TASK DIRECTIONS. Note how many lines in the following material mention "Studio", then give that number by itself.

GIVEN DATA.

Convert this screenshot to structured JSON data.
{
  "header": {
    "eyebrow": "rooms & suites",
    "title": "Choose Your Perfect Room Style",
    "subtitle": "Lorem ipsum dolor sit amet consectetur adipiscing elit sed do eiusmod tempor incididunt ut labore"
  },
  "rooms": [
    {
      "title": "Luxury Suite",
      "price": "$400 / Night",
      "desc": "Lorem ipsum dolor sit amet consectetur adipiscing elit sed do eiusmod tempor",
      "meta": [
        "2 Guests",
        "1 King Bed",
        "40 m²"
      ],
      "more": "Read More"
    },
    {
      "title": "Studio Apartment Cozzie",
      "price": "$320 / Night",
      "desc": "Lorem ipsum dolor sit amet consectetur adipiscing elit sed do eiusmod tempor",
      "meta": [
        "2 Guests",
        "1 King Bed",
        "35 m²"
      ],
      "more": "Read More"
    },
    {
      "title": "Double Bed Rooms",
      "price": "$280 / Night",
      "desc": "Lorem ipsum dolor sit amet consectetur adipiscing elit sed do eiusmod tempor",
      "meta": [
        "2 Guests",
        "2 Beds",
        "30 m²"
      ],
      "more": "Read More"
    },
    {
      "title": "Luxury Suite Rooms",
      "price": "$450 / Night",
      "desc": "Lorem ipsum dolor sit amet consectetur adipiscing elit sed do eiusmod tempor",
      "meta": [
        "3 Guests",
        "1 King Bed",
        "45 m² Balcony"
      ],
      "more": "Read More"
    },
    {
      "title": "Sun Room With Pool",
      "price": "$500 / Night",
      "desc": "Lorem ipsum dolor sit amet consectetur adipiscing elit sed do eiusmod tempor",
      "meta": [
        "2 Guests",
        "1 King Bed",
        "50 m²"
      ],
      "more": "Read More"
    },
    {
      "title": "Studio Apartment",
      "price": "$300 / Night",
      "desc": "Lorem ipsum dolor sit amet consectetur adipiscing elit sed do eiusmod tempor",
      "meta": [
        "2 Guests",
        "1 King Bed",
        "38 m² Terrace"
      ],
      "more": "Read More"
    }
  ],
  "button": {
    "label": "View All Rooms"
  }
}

WRITTEN SOLUTION. 2